Most people who’ve done at least a bit of research on the topic of investing will be familiar with the common investable asset classes: equities (stocks), fixed-income (bonds), real estate, commodities, and perhaps even crypto. Investment portfolios tend to be sliced up among them in various allocations to achieve diversification, by ‘not putting all our eggs in one basket’.
So what makes volatility (which is essentially a statistic) an investable, or at least a tradeable asset class?
Much like stocks give us easy access to equities, or REITs give us access to real estate, there are also securities that offer access to equity market volatility. The two most accessible are options and the various volatility exchanged-traded notes (ETNs) such as VXX, UVXY, SVXY, etc.
Options are inherently volatility products. Their pricing is based heavily on the implied (expected) volatility of the underlying stock or index, which causes their prices to expand or contract along with IV.
Volatility ETNs (VXX and UVXY) offer exposure to the implied volatility of the S&P 500 stock market index via VIX futures. Their share prices rise and fall with the changing values of the VIX futures they hold, and tend to experience long term ‘decay’ similar to other insurance-style securities, like options.
Why might someone be interested in trading volatility, in one of its many forms?
A) Diversification and B) the potential for higher returns beyond what investing in stocks and bonds alone can offer. Anything that is well, volatile, has profit potential. We just need to study it and find ways to extract those benefits while minimizing risk. Volatility also has several desirable characteristics:
• It tends to be mean-reverting. In other words, it falls within a somewhat ‘normal’ range most of the time.
• It has a very strong negative correlation to equities. The long term VIX to S&P 500 correlation is about -70%. This is key for diversification.
• There is a frequently observed risk premium between implied (expected) and historical (realized) volatility.
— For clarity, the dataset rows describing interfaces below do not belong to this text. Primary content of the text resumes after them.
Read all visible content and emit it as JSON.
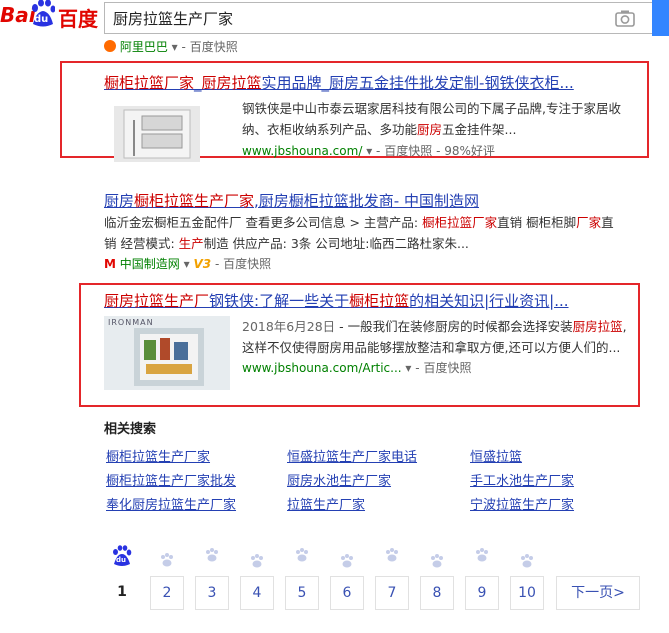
{
  "header": {
    "logo_text_latin_1": "Bai",
    "logo_text_latin_2": "du",
    "logo_text_cn": "百度",
    "search_query": "厨房拉篮生产厂家"
  },
  "top_partial": {
    "source": "阿里巴巴",
    "snapshot": "百度快照"
  },
  "results": [
    {
      "title_parts": [
        {
          "t": "橱柜拉篮厂家",
          "em": true
        },
        {
          "t": "_",
          "em": false
        },
        {
          "t": "厨房拉篮",
          "em": true
        },
        {
          "t": "实用品牌_厨房五金挂件批发定制-钢铁侠衣柜...",
          "em": false
        }
      ],
      "desc_line1": "钢铁侠是中山市泰云琚家居科技有限公司的下属子品牌,专注于家居收",
      "desc_line2_a": "纳、衣柜收纳系列产品、多功能",
      "desc_line2_em": "厨房",
      "desc_line2_b": "五金挂件架...",
      "url": "www.jbshouna.com/",
      "snapshot": "百度快照",
      "rating": "98%好评"
    },
    {
      "title_parts": [
        {
          "t": "厨房",
          "em": false
        },
        {
          "t": "橱柜拉篮生产厂家",
          "em": true
        },
        {
          "t": ",厨房橱柜拉篮批发商- 中国制造网",
          "em": false
        }
      ],
      "desc_line1_a": "临沂金宏橱柜五金配件厂 查看更多公司信息 > 主营产品: ",
      "desc_line1_em1": "橱柜拉篮厂家",
      "desc_line1_b": "直销 橱柜柜脚",
      "desc_line1_em2": "厂家",
      "desc_line1_c": "直",
      "desc_line2_a": "销 经营模式: ",
      "desc_line2_em": "生产",
      "desc_line2_b": "制造 供应产品: 3条 公司地址:临西二路杜家朱...",
      "source": "中国制造网",
      "v_badge": "V3",
      "snapshot": "百度快照"
    },
    {
      "title_parts": [
        {
          "t": "厨房拉篮生产厂",
          "em": true
        },
        {
          "t": "钢铁侠:了解一些关于",
          "em": false
        },
        {
          "t": "橱柜拉篮",
          "em": true
        },
        {
          "t": "的相关知识|行业资讯|...",
          "em": false
        }
      ],
      "thumb_brand": "IRONMAN",
      "date": "2018年6月28日",
      "desc_line1_a": " - 一般我们在装修厨房的时候都会选择安装",
      "desc_line1_em": "厨房拉篮",
      "desc_line1_b": ",",
      "desc_line2": "这样不仅使得厨房用品能够摆放整洁和拿取方便,还可以方便人们的...",
      "url": "www.jbshouna.com/Artic...",
      "snapshot": "百度快照"
    }
  ],
  "related": {
    "title": "相关搜索",
    "items": [
      "橱柜拉篮生产厂家",
      "恒盛拉篮生产厂家电话",
      "恒盛拉篮",
      "橱柜拉篮生产厂家批发",
      "厨房水池生产厂家",
      "手工水池生产厂家",
      "奉化厨房拉篮生产厂家",
      "拉篮生产厂家",
      "宁波拉篮生产厂家"
    ]
  },
  "pagination": {
    "paw_label": "du",
    "pages": [
      "1",
      "2",
      "3",
      "4",
      "5",
      "6",
      "7",
      "8",
      "9",
      "10"
    ],
    "next": "下一页>"
  },
  "colors": {
    "brand_red": "#e10601",
    "brand_blue": "#2932e1",
    "link": "#2440b3",
    "highlight": "#cc0000",
    "url_green": "#008000",
    "annotation_red": "#e4262a"
  }
}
If insurance was always needed 100% of the time, there would be no insurance companies.
It’s very important to understand there are times when this ‘insurance’ is actually warranted. During these times, volatility sellers (insurance providers) will get absolutely pummelled. Which is why I personally think the only approach to safely trade volatility is to actively manage both sides of it using multiple factors. What does this mean?
While we can’t predict what volatility or the stock market will do tomorrow, we can do our best to be properly positioned based on a balance of probabilities. By tracking volatility-specific data along with our other indicators, selecting appropriate trades from our toolbox, and using good risk management such as position sizing, we can make better informed decisions on which volatility glove to strike with.
Adding a 20% allocation to a simplified short volatility strategy in a hypothetical portfolio
Let’s consider two hypothetical portfolios from January 2010 until July, 2021. One with only the SPY (S&P 500 ETF) and TLT (20+ Year U.S. Treasuries), plus another with a 20% allocation to an overly-simplified short VXX strategy.
Let’s assume our strategy is short VXX whenever the Month 2 VIX Future is below the Month 3 VIX Future. Let’s ignore the fact we aren’t risk-managing this strategy at all just shorting VXX naked, and assume no trade commissions.
|Annualized Return||Annualized Volatility||Maximum Drawdown||Correlation to SPY|
|SPY/TLT/Short VXX Strat.||20.64%||15.89%||-20.83%||77.95%|
Of course, I should throw in the usual disclaimer – past performance is not indicative of future returns, you need to factor in commissions, either hedging or use of some defined-risk instrument to short VXX.
The difference is astounding. For a mere 20% of your portfolio, the annualized return doubles and the correlation to SPY drops substantially adding some much needed diversification. This is the potential of volatility as an asset class, provided risk can be effectively managed.